FILE - This booking photo provided by the Dauphin County, Pa., Prison, shows Riley June Williams. The Pennsylvania woman linked to the far-right “Groyper” extremist movement, was convicted Monday, Nov. 21, 2022, of several federal charges after prosecutors said she was part of a group that stormed House Speaker Nancy Pelosi's office during the Jan. 6, 2021, attack on the U.S. Capitol. Williams was found guilty of six federal counts, including civil disorder. (Dauphin County Prison via AP) Capitol Riot Pelosi's Laptop
FILE - This booking photo provided by the Dauphin County, Pa., Prison, shows Riley June Williams. The Pennsylvania woman linked to the far-right “Groyper” extremist movement, was convicted Monday, Nov. 21, 2022, of several federal charges after prosecutors said she was part of a group that stormed House Speaker Nancy Pelosi's office during the Jan. 6, 2021, attack on the U.S. Capitol. Williams was found guilty of six federal counts, including civil disorder. (Dauphin County Prison via AP)

Riley Williams, who bragged online that she had stolen Nancy Pelosi’s gavel, laptop, and hard drives after storming the US Capitol, was convicted on six of the eight charges against her.

Riley Williams, the Central Pennsylvania woman connected to the far-right “Groyper” extremist movement, has been convicted on several charges after prosecutors said she was part of a group that stormed House Speaker Nancy Pelosi’s office during the Jan. 6 US Capitol riot. 

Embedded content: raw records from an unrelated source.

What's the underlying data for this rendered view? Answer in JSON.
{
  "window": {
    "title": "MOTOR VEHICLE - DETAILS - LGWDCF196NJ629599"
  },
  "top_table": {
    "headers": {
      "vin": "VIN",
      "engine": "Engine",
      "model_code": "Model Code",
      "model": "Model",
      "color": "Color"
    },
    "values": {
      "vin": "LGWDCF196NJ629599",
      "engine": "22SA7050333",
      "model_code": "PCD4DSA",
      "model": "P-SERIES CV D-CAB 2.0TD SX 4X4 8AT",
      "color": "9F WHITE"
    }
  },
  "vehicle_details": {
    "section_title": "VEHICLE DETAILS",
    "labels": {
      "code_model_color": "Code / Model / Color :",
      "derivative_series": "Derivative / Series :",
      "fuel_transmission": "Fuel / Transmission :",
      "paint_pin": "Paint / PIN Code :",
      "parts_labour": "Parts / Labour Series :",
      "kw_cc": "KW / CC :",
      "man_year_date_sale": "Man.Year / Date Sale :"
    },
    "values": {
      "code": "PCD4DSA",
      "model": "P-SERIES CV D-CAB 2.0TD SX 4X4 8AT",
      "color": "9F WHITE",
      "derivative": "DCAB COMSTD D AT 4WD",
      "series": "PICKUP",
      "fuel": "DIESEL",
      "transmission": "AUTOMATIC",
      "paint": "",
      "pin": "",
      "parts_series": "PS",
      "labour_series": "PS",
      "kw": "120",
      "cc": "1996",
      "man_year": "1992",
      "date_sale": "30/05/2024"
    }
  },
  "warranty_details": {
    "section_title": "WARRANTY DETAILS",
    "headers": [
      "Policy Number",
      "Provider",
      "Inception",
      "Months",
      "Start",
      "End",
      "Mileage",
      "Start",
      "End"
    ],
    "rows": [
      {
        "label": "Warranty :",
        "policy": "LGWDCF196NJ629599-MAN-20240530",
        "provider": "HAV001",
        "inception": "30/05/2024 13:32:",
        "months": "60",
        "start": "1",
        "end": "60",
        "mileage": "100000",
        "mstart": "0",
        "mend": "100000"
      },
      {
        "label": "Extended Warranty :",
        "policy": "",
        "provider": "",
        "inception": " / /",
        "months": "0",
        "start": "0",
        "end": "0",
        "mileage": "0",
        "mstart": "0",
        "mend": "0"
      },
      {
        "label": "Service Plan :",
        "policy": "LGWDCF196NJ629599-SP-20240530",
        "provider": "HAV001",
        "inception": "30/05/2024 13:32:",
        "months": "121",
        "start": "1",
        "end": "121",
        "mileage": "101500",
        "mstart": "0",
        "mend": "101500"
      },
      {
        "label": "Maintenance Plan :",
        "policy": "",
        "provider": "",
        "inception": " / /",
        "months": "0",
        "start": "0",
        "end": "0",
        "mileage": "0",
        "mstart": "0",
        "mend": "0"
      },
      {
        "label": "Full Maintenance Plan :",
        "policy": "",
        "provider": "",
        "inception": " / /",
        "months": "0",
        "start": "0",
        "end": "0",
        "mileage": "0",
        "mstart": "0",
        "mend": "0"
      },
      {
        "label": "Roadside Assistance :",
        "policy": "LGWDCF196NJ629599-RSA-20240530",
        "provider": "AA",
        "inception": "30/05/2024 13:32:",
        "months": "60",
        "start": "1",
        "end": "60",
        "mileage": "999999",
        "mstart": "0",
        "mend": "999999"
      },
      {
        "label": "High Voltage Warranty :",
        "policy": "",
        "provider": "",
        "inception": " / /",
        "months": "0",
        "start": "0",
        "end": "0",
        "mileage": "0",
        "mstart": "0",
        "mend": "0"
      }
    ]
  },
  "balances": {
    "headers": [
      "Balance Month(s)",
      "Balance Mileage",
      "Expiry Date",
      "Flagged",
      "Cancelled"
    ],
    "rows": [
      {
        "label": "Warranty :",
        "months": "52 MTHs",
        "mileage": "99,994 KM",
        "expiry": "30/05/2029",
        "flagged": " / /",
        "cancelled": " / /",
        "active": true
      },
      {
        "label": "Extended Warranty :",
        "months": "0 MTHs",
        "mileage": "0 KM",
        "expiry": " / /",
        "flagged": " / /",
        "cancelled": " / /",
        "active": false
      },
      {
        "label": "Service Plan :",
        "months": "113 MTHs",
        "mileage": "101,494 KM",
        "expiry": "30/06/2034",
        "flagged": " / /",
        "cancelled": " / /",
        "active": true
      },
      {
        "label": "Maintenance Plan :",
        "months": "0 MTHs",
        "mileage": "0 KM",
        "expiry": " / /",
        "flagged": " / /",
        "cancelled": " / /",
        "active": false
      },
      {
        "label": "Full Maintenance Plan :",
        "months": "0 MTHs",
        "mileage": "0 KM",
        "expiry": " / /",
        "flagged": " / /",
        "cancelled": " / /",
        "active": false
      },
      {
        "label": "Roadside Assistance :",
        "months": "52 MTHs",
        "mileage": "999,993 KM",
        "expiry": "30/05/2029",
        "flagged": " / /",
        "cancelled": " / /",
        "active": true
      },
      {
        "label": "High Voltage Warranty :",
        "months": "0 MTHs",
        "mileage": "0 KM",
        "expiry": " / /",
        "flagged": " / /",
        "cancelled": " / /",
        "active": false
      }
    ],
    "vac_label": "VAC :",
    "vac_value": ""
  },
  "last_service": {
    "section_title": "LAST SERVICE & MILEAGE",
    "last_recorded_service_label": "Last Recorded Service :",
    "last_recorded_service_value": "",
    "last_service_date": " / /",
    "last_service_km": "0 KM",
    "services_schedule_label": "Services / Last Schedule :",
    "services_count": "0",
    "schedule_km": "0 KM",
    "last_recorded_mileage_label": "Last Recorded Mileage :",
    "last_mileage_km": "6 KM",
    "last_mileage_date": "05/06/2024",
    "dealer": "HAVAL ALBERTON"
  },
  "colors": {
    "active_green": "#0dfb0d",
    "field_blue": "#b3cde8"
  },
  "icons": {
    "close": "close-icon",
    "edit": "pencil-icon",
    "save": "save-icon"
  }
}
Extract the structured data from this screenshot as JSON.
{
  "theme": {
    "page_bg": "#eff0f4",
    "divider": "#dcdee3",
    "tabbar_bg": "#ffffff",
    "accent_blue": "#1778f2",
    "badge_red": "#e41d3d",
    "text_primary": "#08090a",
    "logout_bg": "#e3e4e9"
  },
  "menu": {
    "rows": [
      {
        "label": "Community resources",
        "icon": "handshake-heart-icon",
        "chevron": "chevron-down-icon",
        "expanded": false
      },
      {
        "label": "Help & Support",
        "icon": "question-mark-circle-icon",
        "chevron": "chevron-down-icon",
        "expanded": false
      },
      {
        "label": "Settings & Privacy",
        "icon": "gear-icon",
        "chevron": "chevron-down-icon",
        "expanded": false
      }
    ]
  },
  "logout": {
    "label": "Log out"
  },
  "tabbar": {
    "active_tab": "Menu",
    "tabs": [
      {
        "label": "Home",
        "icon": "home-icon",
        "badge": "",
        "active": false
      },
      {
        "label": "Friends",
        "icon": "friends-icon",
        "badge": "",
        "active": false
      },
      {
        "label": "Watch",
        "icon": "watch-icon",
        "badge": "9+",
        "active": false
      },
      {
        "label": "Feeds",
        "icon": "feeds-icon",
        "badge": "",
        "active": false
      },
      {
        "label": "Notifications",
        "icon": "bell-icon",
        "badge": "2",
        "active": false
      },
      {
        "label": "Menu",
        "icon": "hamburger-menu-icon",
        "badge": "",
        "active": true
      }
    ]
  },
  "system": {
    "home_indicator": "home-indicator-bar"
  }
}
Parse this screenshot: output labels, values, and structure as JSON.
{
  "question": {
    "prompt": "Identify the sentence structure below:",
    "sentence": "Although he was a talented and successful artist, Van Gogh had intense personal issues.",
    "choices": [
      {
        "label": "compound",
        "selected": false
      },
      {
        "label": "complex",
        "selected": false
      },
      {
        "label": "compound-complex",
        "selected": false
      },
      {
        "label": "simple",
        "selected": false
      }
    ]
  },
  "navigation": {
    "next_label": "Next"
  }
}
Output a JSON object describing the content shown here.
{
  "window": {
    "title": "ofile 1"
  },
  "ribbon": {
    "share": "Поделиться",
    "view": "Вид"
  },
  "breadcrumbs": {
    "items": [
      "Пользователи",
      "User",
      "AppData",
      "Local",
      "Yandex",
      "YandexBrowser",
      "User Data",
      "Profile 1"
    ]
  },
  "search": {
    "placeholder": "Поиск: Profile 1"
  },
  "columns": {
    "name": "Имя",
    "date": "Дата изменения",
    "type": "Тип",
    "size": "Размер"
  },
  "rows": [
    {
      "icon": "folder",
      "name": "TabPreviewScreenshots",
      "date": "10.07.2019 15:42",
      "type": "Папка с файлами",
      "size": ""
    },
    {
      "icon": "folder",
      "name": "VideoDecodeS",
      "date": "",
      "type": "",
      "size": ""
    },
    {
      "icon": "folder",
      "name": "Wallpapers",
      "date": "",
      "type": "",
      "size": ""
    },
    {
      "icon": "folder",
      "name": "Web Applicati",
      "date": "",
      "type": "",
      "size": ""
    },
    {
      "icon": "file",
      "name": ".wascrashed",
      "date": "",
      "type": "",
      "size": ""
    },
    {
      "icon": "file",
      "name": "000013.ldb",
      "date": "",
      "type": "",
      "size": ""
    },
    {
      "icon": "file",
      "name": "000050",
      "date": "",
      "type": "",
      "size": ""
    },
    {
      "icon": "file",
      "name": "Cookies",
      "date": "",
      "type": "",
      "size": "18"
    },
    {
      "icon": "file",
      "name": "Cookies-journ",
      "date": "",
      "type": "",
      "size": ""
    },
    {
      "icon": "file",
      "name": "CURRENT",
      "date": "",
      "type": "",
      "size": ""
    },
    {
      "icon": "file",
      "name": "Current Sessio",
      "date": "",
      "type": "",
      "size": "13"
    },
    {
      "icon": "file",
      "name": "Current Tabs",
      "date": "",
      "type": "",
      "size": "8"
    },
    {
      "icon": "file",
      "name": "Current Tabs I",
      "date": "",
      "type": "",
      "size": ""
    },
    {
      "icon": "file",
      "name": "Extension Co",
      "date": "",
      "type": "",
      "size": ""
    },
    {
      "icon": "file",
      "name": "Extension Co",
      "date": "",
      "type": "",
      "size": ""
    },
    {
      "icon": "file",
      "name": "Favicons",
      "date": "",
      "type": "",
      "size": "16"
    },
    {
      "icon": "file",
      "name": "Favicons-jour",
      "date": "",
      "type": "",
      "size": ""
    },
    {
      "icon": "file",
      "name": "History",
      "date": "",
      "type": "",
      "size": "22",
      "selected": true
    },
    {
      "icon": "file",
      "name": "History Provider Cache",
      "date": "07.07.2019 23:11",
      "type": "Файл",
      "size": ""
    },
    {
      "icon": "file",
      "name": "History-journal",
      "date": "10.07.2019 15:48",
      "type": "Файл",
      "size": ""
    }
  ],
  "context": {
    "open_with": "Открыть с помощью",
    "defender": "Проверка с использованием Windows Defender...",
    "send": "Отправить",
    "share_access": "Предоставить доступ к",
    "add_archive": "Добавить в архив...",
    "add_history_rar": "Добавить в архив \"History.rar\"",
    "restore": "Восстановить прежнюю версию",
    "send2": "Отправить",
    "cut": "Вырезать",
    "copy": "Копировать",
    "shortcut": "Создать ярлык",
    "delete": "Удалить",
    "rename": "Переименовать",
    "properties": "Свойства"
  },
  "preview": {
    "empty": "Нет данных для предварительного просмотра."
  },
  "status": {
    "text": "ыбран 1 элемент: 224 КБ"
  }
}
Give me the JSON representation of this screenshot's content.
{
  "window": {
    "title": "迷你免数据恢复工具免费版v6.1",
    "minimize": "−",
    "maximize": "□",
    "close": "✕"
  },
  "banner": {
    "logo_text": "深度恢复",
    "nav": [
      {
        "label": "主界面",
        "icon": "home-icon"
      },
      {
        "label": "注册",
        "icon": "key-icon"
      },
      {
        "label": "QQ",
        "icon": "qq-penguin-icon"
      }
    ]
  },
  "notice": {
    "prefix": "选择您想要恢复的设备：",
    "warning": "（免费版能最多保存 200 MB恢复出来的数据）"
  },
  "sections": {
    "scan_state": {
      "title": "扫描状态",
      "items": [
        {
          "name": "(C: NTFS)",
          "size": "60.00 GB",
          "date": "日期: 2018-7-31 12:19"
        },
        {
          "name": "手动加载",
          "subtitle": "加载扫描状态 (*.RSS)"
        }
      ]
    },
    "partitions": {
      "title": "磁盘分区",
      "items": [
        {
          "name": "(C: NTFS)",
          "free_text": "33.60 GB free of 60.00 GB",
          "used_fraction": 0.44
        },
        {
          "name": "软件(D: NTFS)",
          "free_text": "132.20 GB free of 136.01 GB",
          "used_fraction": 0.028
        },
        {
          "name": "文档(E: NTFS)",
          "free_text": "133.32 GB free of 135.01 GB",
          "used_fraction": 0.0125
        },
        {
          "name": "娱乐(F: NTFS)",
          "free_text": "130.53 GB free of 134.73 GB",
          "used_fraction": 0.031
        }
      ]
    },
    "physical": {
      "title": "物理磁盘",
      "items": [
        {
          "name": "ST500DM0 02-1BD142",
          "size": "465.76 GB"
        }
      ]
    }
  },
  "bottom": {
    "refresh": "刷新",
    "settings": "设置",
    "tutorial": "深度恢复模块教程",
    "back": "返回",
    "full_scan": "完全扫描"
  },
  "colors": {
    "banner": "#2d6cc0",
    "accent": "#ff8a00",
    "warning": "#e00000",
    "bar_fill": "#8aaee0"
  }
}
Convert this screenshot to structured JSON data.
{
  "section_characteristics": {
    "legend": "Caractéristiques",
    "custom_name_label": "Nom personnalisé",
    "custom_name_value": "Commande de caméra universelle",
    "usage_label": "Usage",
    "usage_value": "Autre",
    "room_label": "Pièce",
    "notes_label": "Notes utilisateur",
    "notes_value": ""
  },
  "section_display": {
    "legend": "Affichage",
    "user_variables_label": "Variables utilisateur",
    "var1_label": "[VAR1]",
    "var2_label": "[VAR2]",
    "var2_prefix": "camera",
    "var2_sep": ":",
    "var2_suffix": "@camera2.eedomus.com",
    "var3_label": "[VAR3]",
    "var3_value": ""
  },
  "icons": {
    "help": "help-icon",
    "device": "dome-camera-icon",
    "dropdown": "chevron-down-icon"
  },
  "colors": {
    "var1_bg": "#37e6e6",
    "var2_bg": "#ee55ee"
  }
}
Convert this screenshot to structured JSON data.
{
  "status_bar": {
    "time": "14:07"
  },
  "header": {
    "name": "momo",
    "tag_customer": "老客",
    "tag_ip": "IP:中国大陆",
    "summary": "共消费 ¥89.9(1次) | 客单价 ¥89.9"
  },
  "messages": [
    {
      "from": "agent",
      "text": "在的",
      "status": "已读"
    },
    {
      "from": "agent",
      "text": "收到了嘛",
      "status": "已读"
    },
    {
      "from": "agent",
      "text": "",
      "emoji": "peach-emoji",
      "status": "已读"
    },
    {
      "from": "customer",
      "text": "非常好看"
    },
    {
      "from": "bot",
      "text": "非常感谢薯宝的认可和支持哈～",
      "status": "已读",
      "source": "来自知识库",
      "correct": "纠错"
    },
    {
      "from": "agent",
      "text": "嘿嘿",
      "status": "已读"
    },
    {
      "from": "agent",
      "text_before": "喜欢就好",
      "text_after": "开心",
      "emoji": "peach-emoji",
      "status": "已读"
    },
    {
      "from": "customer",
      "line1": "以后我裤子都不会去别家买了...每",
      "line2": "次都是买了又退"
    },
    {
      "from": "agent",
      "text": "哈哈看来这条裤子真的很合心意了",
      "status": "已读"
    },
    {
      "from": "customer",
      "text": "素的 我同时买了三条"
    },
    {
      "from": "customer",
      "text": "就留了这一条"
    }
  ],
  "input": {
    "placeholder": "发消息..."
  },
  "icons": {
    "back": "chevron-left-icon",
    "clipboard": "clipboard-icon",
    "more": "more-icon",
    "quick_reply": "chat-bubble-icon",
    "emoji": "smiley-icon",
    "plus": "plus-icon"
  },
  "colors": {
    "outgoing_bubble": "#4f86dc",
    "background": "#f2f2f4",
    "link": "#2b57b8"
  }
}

Williams was convicted on six of the eight charges against her, including civil disorder. The jury was deadlocked on the final two charges, which were “aiding and abetting the theft” of a laptop that was stolen from Pelosi’s office and obstructing an official proceeding, according to the Associated Press

The Department of Justice has the authority to retry Williams’ on the latter two charges if they choose to do so. 

Prosecutors allege that on the day of the insurrection, Williams entered Pelosi’s office, found a laptop on a table, and told another rioter to “put on gloves,” before an unknown person wearing a black glove removed the computer. 

Later, Williams bragged online that she had stolen Pelosi’s gavel, laptop, and hard drives. She also said that she “gave the electronic devices, or attempted to give them, to unspecified Russian individuals,” according to a 2022 court filing. She denied stealing the laptop when the FBI questioned her and claimed that her ex-boyfriend “made up” the allegation. 

Before Williams left the Capitol on Jan. 6, she also joined other rioters in pushing against police officers trying to clear the Capitol’s rotunda. Body camera footage captured Williams encouraging her fellow rioters to keep pushing. 

Williams was arrested less than two weeks after the riot, and was charged with theft of government property, assaulting police, and obstructing the joint session of Congress from certifying the Electoral College vote, as well as several misdemeanor charges. 

Her online footprint also showed her association with “accelerationism,” prosecutors also said. Accelerationism is an ideology that asserts “Western governments are corrupt and unsalvageable, and therefore the best thing a person can do is accelerate their collapse by sowing social chaos and generating political conflict.”

While on house arrest awaiting her trial, Williams was allowed to attend the Pennsylvania Renaissance Faire twice: once in August, and once in September.

Williams’ sentencing is scheduled for Feb. 22, 2023.  

Information from the Associated Press was used in this report.